[Dataset rows describing interfaces]

■ ■ ■ ■ ■ ■ ■

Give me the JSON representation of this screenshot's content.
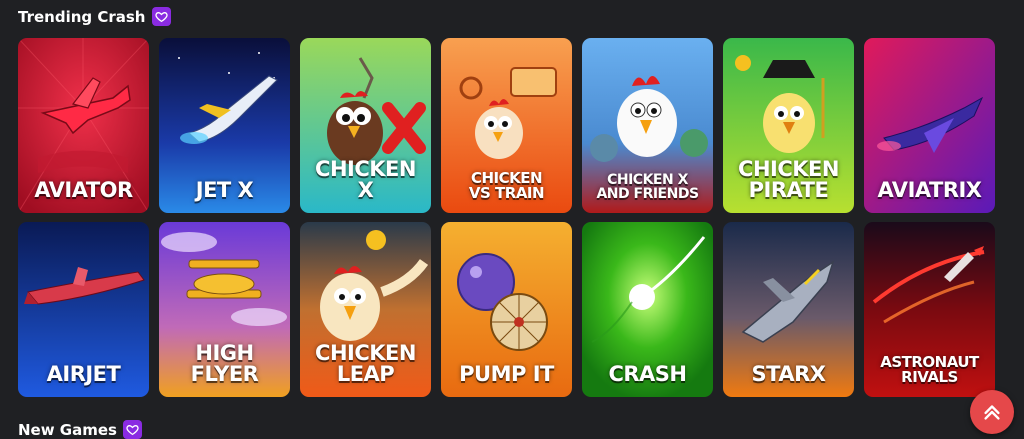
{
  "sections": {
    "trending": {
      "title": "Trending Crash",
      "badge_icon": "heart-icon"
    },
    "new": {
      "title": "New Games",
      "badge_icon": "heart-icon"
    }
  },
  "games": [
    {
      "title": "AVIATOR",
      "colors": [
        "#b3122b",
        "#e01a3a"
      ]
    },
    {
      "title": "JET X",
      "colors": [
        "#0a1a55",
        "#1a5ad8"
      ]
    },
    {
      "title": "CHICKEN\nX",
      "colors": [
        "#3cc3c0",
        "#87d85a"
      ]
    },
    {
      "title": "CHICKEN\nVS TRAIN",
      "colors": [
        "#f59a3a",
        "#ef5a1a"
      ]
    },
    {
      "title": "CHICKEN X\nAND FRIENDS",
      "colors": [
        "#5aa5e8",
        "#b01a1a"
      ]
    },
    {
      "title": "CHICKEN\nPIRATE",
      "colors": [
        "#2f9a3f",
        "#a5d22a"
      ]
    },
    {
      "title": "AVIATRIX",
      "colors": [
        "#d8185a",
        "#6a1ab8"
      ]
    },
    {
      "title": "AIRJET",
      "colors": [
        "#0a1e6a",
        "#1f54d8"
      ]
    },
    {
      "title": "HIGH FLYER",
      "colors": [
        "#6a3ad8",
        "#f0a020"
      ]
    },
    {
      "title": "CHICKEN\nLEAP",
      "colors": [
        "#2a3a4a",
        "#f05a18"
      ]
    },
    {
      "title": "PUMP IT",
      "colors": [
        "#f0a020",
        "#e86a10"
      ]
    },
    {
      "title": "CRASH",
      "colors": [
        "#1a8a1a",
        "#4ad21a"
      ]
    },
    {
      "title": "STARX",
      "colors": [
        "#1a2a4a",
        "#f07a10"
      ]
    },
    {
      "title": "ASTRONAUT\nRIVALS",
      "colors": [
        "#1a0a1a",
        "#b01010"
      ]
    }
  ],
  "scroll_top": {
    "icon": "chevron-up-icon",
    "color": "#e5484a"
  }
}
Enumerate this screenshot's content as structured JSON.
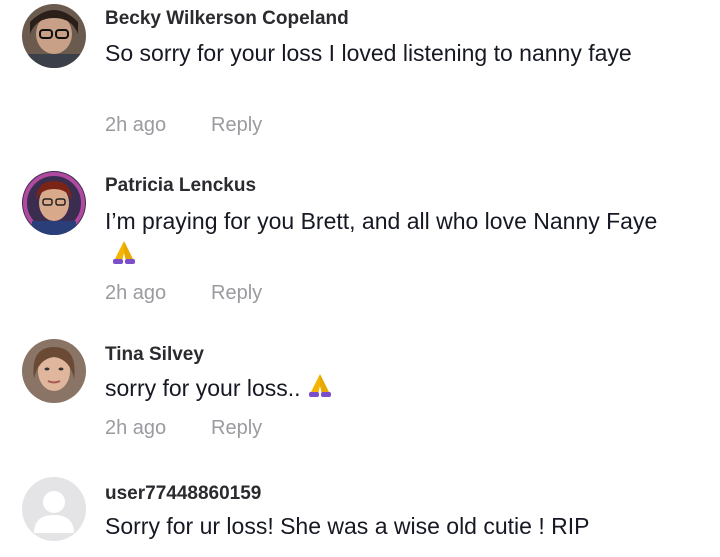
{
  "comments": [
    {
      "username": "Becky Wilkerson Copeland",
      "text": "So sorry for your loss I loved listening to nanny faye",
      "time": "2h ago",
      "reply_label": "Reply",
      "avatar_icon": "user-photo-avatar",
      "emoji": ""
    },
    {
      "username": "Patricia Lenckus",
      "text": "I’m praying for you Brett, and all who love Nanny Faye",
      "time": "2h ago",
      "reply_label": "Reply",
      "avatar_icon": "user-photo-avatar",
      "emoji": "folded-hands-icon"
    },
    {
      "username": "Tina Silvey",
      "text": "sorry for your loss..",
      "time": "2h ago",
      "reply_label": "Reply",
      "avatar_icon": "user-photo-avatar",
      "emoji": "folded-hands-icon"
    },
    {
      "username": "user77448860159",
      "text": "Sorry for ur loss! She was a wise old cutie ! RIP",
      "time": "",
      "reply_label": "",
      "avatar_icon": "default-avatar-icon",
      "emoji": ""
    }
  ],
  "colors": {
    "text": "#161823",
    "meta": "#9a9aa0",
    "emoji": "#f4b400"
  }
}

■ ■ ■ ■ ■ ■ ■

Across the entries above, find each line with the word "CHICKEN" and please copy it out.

      "title": "CHICKEN\nX",
      "title": "CHICKEN\nVS TRAIN",
      "title": "CHICKEN X\nAND FRIENDS",
      "title": "CHICKEN\nPIRATE",
      "title": "CHICKEN\nLEAP",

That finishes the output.